- Diabetes and neurological defects may increase the chances of such injuries
- Swelling may occur on the top of the foot
- Pain may increase with movement
- Bruising, accompanied with discoloration above and below the foot
- Difficulty in bearing weight
- The foot may appear abnormally wide
- Thorough clinical examination of the injured foot and ankle
- Analysis of the patient’s symptoms, injuries and medical history
- Palpation may be done by the orthopedic doctor to check for tenderness and dislocations
- Piano Key Test- the toes are moved up and down to see if it causes pain
- Single limb heel rise test to check if the patient can stand on tip toes without pain
- X-ray imaging to evaluate changes in alignment of the Lisfranc joint
- MRI and CT scan may be done to obtain cross-section images of the foot and identify damage to soft tissues
- The foot may be immobilized for a few weeks using a cast. The patient may not be allowed to put weight on the foot. After the immobilization period, the cast may be replaced with a removable one and slight weigh bearing may be permitted

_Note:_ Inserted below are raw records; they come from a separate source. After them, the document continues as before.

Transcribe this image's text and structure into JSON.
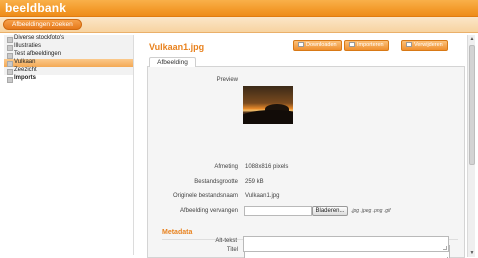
{
  "header": {
    "logo": "beeldbank"
  },
  "toolbar": {
    "search_label": "Afbeeldingen zoeken"
  },
  "sidebar": {
    "items": [
      {
        "label": "Diverse stockfoto's"
      },
      {
        "label": "Illustraties"
      },
      {
        "label": "Test afbeeldingen"
      },
      {
        "label": "Vulkaan"
      },
      {
        "label": "Zeezicht"
      },
      {
        "label": "Imports"
      }
    ],
    "selected": "Vulkaan"
  },
  "main": {
    "title": "Vulkaan1.jpg",
    "buttons": {
      "download": "Downloaden",
      "import": "Importeren",
      "delete": "Verwijderen"
    },
    "tab": "Afbeelding",
    "fields": {
      "preview_label": "Preview",
      "dimensions_label": "Afmeting",
      "dimensions_value": "1088x816 pixels",
      "filesize_label": "Bestandsgrootte",
      "filesize_value": "259 kB",
      "filename_label": "Originele bestandsnaam",
      "filename_value": "Vulkaan1.jpg",
      "replace_label": "Afbeelding vervangen",
      "browse_label": "Bladeren...",
      "allowed_types": ".jpg .jpeg .png .gif"
    },
    "metadata": {
      "section_title": "Metadata",
      "title_label": "Titel",
      "title_value": "",
      "alt_label": "Alt-tekst",
      "alt_value": ""
    }
  },
  "scrollbar": {
    "up_icon": "▲",
    "down_icon": "▼"
  }
}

- Ice packs may be applied during the initial period to reduce pain and swelling
- The injured foot should be kept elevated to compress swelling
- Internal fixation of the broken or dislocated bones may be done. In this, the bones are put back in place and held together using metal screws and plates
- Surgical fusion of the damaged bones so that they are allowed to grow back into one single bone mass. This is done in case of severe injuries when internal fixation is not possible
- Surgical repair of torn or stretched ligaments may also be recommended in some cases
We, at OrthoTexas, offer complete diagnosis and treatment for lisfranc (midfoot) fracture. To schedule an appointment with the foot and ankle specialists in Flower Mound, TX, you can call us at (972) 899 – 4679 or visit 4951 Long Prairie Rd, Suite 100, Flower Mound, TX 75028.